Student National Medical Association PSOM Chapter
The Pritzker School of Medicine Southside Free Clinic Initiative
Amount Awarded: $45,000

Awarded to David Fenton, Theodore Lang, Chibueze Agwu, Idris Ayantoye, Amani Allen, and Kofi Acheampong, Medical Students, with Dr. James Woodruff, Dean of Students at the Pritzker School of Medicine

The University of Chicago Pritzker School of Medicine (PSOM) has a longstanding mission to address healthcare disparities and engage with the surrounding neighborhoods. This is evident through the current five student-run free clinics at which Pritzker medical students have the opportunity to volunteer.

However, none of these free clinics directly serve the Black adult population on the South Side of Chicago. Not only are the neighboring communities predominantly composed of Black individuals, but the disparities in healthcare access and services at-large disproportionately affect this same subgroup. The Southside Free Clinic is an initiative started by the Student National Medical Association chapter at the Pritzker School of Medicine to develop a student-run clinic offering free-of-charge primary care medical services to the Black Adult population in the Southside of Chicago. Under the supervision of licensed UChicago Medicine physicians, the Southside Free Clinic will provide preventative care and disease management services while meeting unique health needs of the community.


Child Life and Family Education
EveryMom Chicago Newborn & Postpartum Kits for Women in Underserved Communities
Amount Awarded: $55,000

Awarded to Jennie Ott, Director of Child Life & Family Education, and Jamie Taratoot, Executive Director of EveryMom Chicago

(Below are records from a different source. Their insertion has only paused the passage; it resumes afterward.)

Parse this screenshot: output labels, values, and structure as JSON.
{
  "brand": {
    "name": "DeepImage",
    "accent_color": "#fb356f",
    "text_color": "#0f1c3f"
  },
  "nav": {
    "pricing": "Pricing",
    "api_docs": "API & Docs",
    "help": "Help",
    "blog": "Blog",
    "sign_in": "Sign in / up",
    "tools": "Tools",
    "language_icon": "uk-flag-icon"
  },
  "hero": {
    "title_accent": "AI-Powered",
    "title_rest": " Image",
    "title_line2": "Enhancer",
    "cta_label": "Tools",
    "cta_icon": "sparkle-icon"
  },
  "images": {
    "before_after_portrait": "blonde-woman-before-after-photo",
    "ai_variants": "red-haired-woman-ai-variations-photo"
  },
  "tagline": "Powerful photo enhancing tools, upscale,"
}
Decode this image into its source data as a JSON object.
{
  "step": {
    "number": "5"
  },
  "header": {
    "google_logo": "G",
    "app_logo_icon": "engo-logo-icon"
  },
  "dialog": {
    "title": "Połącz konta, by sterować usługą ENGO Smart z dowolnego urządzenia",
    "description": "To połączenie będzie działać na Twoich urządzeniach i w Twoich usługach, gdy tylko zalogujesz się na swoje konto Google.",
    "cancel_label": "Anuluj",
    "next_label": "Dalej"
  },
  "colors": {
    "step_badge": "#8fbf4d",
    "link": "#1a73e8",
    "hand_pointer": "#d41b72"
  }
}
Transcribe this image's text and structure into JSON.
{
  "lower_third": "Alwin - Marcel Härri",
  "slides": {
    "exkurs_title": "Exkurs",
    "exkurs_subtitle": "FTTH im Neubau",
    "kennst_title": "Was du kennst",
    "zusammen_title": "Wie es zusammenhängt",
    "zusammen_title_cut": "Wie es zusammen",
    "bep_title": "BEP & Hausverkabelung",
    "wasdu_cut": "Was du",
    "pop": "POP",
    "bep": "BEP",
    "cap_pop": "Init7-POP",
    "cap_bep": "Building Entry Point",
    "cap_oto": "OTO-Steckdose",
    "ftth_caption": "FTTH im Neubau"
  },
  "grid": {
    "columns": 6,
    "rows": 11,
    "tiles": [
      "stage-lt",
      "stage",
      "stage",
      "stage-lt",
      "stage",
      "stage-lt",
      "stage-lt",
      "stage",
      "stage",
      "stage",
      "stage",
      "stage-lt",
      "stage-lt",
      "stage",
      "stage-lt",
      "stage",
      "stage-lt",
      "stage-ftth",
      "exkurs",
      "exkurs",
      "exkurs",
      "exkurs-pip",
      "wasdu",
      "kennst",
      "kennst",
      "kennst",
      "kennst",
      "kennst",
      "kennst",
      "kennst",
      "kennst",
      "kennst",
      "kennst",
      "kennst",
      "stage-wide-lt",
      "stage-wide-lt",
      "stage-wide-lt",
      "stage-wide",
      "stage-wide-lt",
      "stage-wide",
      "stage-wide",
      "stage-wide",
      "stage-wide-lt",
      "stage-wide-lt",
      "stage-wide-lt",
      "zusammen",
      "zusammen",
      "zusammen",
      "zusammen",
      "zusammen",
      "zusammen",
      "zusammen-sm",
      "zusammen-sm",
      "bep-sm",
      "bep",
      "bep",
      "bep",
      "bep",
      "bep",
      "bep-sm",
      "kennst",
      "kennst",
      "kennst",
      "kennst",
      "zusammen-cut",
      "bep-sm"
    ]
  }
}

Through partnerships with UChicago Medicine’s Family Birth Center and NICU, EveryMom Chicago delivers essential supplies for the postpartum period to families in need of extra support, including many on Chicago’s South Side. Curated in collaboration with UChicago experts in pediatrics, social work, and child-life, “EveryMom kits” contain key essentials for new mothers to care for their baby and themselves, along with a resource guide connecting them to free resources in their communities. Through the provision of material supplies and information on these additional resources, EveryMom facilitates sustainable maternal care in Chicago communities where such resources are increasingly rare. Women’s Board support will allow EveryMom Chicago to grow and sustain this impactful service for resource-constrained mothers in the communities UChicago serves.